RT: Is there any risk of this slipping into protests and violence in Greece?
RH: Well, it’s always a risk when you have unemployment of up to 27 percent, I think, and youth unemployment of 40 percent. Many people have been ruined by what has happened. The Greeks aren’t stupid, they are a very sophisticated modern developed society. They know that a lot of the money is given to the Greek government so as to “help” the Greeks, and 80 percent of this money goes straight back to the German and French banks that very largely unwisely lent money to the Greek government. So they don’t like that at all. Some of them feel that their government should have left the euro rather than enduring all this austerity and simply devalued the currency.
RT: On February 12, extremists calling themselves a 'group of popular fighters' declared that they are at war with 'the German capitalist machine' and made a rocket attack against the headquarters of Mercedes Benz. Is this just another example of a political drift toward extremes?
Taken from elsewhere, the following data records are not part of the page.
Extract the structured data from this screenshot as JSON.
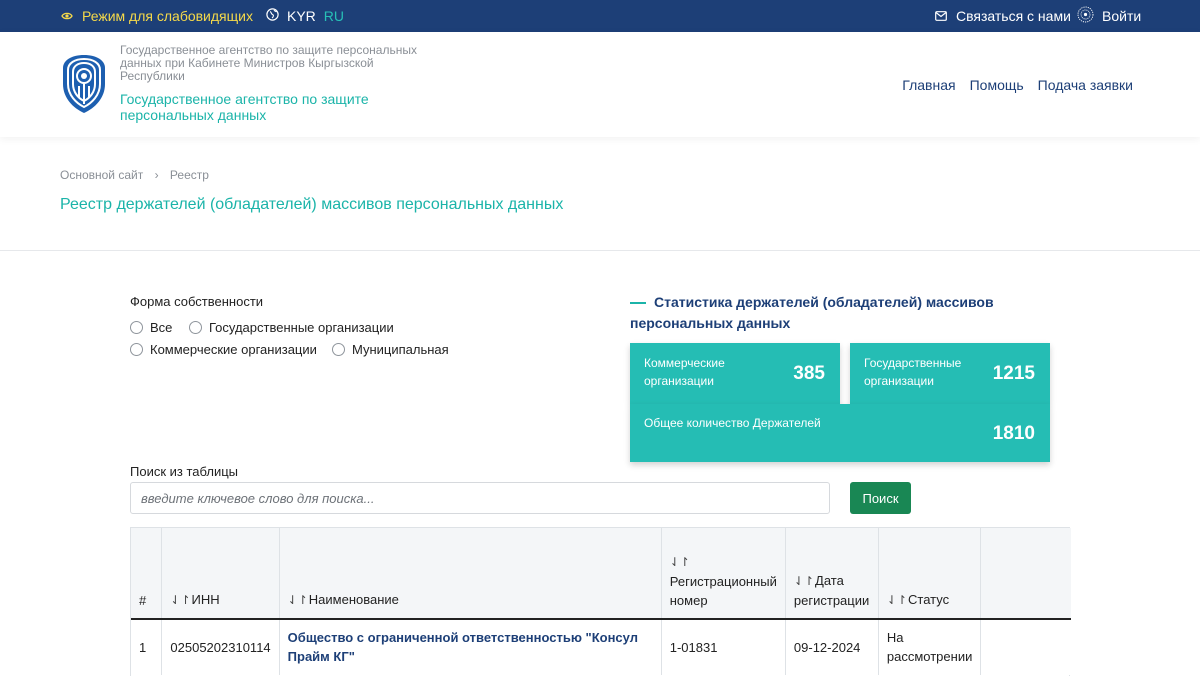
{
  "topbar": {
    "accessibility_label": "Режим для слабовидящих",
    "lang_kyr": "KYR",
    "lang_ru": "RU",
    "contact_label": "Связаться с нами",
    "login_label": "Войти"
  },
  "header": {
    "agency_small": "Государственное агентство по защите персональных данных при Кабинете Министров Кыргызской Республики",
    "agency_main": "Государственное агентство по защите персональных данных",
    "nav": [
      "Главная",
      "Помощь",
      "Подача заявки"
    ]
  },
  "breadcrumb": {
    "items": [
      "Основной сайт",
      "Реестр"
    ],
    "separator": "›"
  },
  "page_title": "Реестр держателей (обладателей) массивов персональных данных",
  "filter": {
    "label": "Форма собственности",
    "options": [
      "Все",
      "Государственные организации",
      "Коммерческие организации",
      "Муниципальная"
    ]
  },
  "stats": {
    "title": "Статистика держателей (обладателей) массивов персональных данных",
    "commercial_label": "Коммерческие организации",
    "commercial_value": "385",
    "state_label": "Государственные организации",
    "state_value": "1215",
    "total_label": "Общее количество Держателей",
    "total_value": "1810"
  },
  "search": {
    "label": "Поиск из таблицы",
    "placeholder": "введите ключевое слово для поиска...",
    "value": "",
    "button_label": "Поиск"
  },
  "table": {
    "sort_icon": "⇃↾",
    "headers": [
      "#",
      "ИНН",
      "Наименование",
      "Регистрационный номер",
      "Дата регистрации",
      "Статус",
      ""
    ],
    "rows": [
      {
        "num": "1",
        "inn": "02505202310114",
        "name": "Общество с ограниченной ответственностью \"Консул Прайм КГ\"",
        "reg_number": "1-01831",
        "reg_date": "09-12-2024",
        "status": "На рассмотрении",
        "extra": ""
      }
    ]
  },
  "colors": {
    "topbar_bg": "#1d3f77",
    "accent_teal": "#1bb4a9",
    "card_teal": "#25bdb4",
    "accessibility_yellow": "#f5d94a",
    "search_button_green": "#198754"
  },
  "icons": {
    "accessibility": "eye-icon",
    "language": "globe-icon",
    "contact": "envelope-icon",
    "login": "globe-login-icon",
    "logo": "agency-shield-logo"
  }
}
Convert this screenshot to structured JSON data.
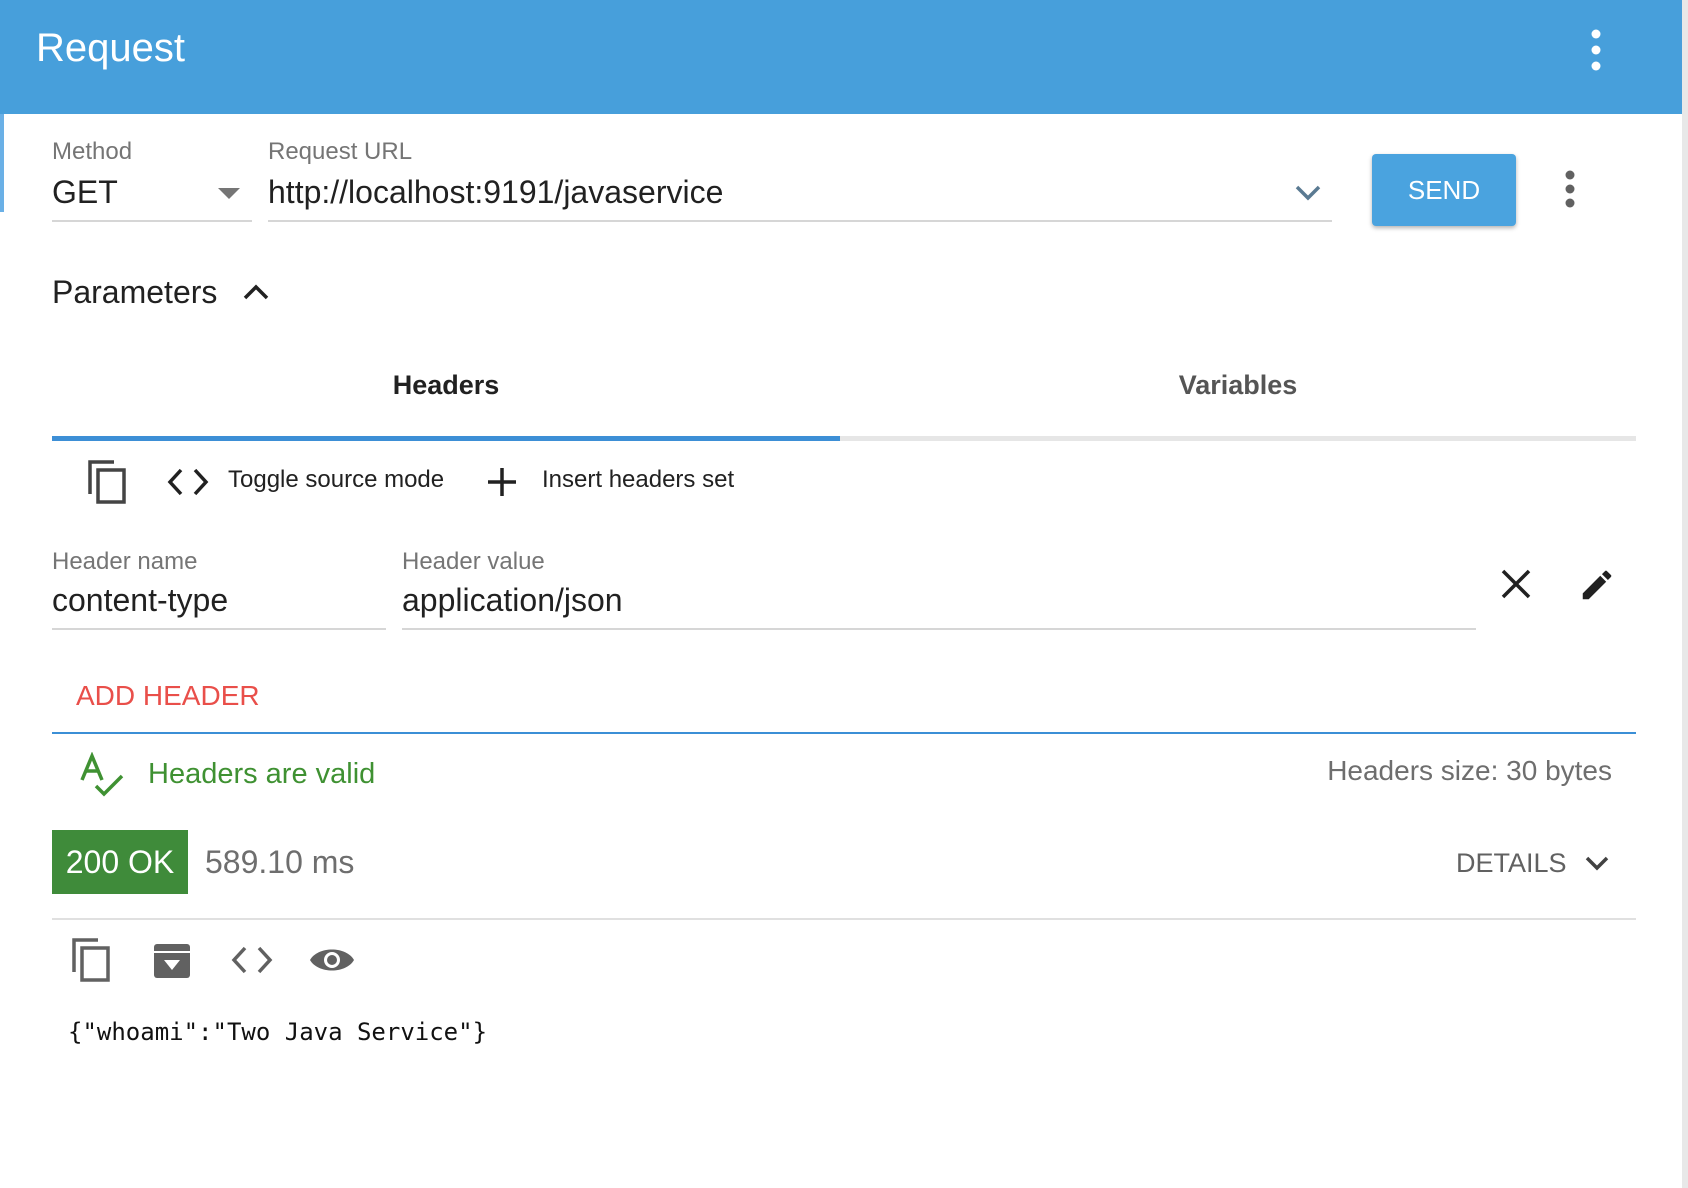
{
  "appbar": {
    "title": "Request",
    "menu_icon": "more-vert-icon"
  },
  "request": {
    "method_label": "Method",
    "method_value": "GET",
    "url_label": "Request URL",
    "url_value": "http://localhost:9191/javaservice",
    "send_label": "SEND"
  },
  "parameters": {
    "title": "Parameters",
    "tabs": [
      {
        "label": "Headers",
        "active": true
      },
      {
        "label": "Variables",
        "active": false
      }
    ],
    "toolbar": {
      "copy_icon": "copy-icon",
      "toggle_label": "Toggle source mode",
      "insert_label": "Insert headers set"
    },
    "header_row": {
      "name_label": "Header name",
      "name_value": "content-type",
      "value_label": "Header value",
      "value_value": "application/json"
    },
    "add_header_label": "ADD HEADER",
    "valid_text": "Headers are valid",
    "size_text": "Headers size: 30 bytes"
  },
  "response": {
    "status": "200 OK",
    "time": "589.10 ms",
    "details_label": "DETAILS",
    "body": "{\"whoami\":\"Two Java Service\"}"
  },
  "colors": {
    "appbar": "#479fdb",
    "accent": "#3d8fd6",
    "send_button": "#4aa3df",
    "add_header": "#e94f4a",
    "valid": "#3f9132",
    "status_ok": "#3f8b3a"
  }
}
RH: Well, obviously firing a rocket at the Germany factory is an example of an extreme, but it seems to be a failure amateurish attempt. Nevertheless, this is a country as I said that was occupied by Germany in WWII, which should never be forgotten, in a most savage way. It was followed by the bitterest civil war for a number of years between left and right – communists and non-communists – and then later on they had dictatorship of the colonels which incidentally was much encouraged by the US and NATO. So you have a very difficult record politically. And many others feel that what is being done to them is unfair. Of course, the reality is that the Greek economic policy at the governmental level has been a bit irresponsible, but that’s not the whole story.
RT: The IMF thinks the Greek economy is going to grow this year. Even if this is true, can Greeks expect their lives to change for the better in the near future?
RH: I think this is a problem and this is in a way answer to your earlier question about extremes. They can’t see things getting better very quickly. Things have got to get hugely better, which is very unlikely in the present circumstances, because their debt level is still incredibly high. How can things get better in this depressed economic atmosphere? I don’t see how that can happen until expansionist measures are introduced. You must remember that this whole crisis started with the Greek prime minister saying: “Well, we are going to have a referendum to decide whether or not we accept these austerity measures.” And he lasted about 48 hours after that, before the new prime minister came in and guess where he worked before he became the Greek prime minister? He worked for Goldman Sachs, the very bank that caused a lot of this trouble by allowing or persuading the Greek government to adopt all sort of dodgy maneuvers so that they can disguise their true figures of their national accounts. And the Greeks know all of this is, they are clever, qualified, intelligent, educated people, they know what’s going on and they are pretty unhappy about it.
The statements, views and opinions expressed in this column are solely those of the author and do not necessarily represent those of RT.